Question 6: Do you believe there are contradictions in the Bible?

Answer #6: The Bible is a reliable record so at times it records the false claims made by people which are in conflict with the truth, such as the Amalekite in 2 Samuel 1.  So in this sense, yes.  But in terms of contradictions that would call into question the reliability of the writers, I have yet to see one that can stand up to serious examination.

Question 7: If you read the CONTEXT Isaiah 7:14, you will realize that the verse is NOT about Jesus but about somebody else.  From the context the verse is NOT a dual prophecy.  Did Matthew make a mistake here?

Answer #7: Concerning Isaiah 7:14; no Matthew did not make a mistake. It is not quite as clear cut as you have presented it. While there is some ambiguity in the use of the Hebrew word almah in that while it normally means virgin, it can also mean young woman, the Septuagint (a Greek translation made several hundred years before Christ) used the same Greek word that Matthew used, i.e., virgin.  Nor is it clear that this is about someone else.  After all, the context here of a sign from God, and a young woman giving birth is hardly such a sign. Signs in the OT function as “present persuaders” or “future confirmations.”  The sign in 7:14 is of the latter type. The threat that was looming was not just to Azad, but to the house of David. The birth of Jesus was a future conformation of this.

Question 8: Matthew 2:15 cites Hosea 11:1; but Hosea 11:1 is NOT about Jesus.  Read the context of Hosea 11.  Did Matthew also make a mistake here?
Question 9: Matthew 2:17-18 references Jeremiah 31:15, but the context in Jeremiah 31 is NOT about Jesus. Read the CONTEXT in Jeremiah 31.  Did Matthew make a mistake?

Answers #8 and #9 Again Matthew did not make a mistake. To claim that he did requires very narrow understanding of the word “fulfill” an understanding narrower than the usage in the New Testament.  Thus, Jesus is often seen as the antitype of Israel where events in the history of Israel are paralleled (fulfilled) in the life of Christ. In addition Matthew is also citing these as contrasts with Israel, fulfillment in the sense that their failure is being replaced by Jesus success.

Question 10: If the Bible says that a part of a day is considered a whole day and whole night and if Jesus was in the tomb on Friday, then this means one day and one night.  If Jesus was also in the tomb on Saturday then this means another day and another night. But I do NOT think Jesus was also in the tomb for a part of a day on Sunday.  According to the Bible Jesus rose BEFORE Sunday began.  If this is true then Jesus was NOT in the tomb for three days and three nights as Matthew 12:40 says.  Did Matthew make a mistake here?

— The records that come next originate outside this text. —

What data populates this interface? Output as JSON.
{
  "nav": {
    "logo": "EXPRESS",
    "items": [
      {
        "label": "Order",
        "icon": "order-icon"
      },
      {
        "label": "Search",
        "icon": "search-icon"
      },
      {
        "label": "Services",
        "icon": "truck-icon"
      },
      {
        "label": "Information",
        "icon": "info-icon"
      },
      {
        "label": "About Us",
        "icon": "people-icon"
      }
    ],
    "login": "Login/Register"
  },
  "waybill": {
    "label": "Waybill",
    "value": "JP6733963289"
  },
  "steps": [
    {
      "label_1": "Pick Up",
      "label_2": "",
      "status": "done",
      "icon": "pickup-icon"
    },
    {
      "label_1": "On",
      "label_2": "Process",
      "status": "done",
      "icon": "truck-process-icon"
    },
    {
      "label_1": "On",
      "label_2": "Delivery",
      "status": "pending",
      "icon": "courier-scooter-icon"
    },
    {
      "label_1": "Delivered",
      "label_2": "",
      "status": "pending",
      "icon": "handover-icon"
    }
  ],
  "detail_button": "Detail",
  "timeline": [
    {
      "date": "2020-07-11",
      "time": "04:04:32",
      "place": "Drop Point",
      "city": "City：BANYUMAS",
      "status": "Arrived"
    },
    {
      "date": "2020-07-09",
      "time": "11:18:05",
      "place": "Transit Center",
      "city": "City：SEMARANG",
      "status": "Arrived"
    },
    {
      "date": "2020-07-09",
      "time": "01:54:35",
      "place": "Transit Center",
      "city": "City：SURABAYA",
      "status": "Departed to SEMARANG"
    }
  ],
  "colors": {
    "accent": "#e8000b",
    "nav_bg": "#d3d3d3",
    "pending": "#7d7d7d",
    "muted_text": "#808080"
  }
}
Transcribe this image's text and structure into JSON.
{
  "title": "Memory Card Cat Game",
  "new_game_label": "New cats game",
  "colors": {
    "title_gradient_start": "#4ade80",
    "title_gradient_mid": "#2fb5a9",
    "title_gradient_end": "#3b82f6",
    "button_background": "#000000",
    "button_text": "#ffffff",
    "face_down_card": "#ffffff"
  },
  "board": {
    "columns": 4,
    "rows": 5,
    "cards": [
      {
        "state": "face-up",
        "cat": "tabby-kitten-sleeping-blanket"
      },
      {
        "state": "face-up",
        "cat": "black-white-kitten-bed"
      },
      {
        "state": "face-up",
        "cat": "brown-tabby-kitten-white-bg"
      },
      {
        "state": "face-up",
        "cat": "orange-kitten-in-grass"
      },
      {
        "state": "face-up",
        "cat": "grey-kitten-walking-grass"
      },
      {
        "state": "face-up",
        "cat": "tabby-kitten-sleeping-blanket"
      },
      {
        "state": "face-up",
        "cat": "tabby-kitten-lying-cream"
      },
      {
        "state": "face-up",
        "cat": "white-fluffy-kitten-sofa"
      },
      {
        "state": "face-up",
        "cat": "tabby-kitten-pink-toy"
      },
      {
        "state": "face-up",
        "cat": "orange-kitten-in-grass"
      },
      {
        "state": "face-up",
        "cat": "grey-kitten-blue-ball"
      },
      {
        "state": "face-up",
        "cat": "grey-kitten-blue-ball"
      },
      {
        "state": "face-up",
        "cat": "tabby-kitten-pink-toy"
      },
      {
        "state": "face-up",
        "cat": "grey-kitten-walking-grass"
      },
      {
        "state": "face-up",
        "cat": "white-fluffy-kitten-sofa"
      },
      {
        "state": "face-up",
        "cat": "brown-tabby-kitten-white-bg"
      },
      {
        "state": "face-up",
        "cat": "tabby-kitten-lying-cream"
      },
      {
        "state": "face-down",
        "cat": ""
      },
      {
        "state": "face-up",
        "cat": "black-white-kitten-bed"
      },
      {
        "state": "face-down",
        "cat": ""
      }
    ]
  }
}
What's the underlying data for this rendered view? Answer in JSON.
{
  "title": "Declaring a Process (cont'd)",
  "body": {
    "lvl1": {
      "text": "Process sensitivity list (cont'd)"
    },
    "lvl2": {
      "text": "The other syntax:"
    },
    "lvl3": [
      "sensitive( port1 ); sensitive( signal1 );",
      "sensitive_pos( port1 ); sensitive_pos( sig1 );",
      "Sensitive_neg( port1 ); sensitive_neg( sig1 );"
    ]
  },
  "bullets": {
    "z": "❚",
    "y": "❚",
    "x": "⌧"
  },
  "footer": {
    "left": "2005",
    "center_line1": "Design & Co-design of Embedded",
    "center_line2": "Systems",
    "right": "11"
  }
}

Answers #10 Your criticism assumes a level precision concerning time that was simply unknown before clocks and watches.  The most common time frame in the Gospels is a quarter of a day.  Frankly it is not even clear if the all the Gospels measured time from midnight to midnight or sunrise to sunrise.  Now while it is true that Matthew 28:1 can be translated as “Late on the Sabbath” it can also be translated as “After the Sabbath.” It depends on the context. Given the context here, I believe that NIV translation is correct when it translates this as, “After the Sabbath, at the dawn on the first day of the week.” This would indicate that the resurrection, as commonly believed, occurred early on Sunday, and thus there were 3 days.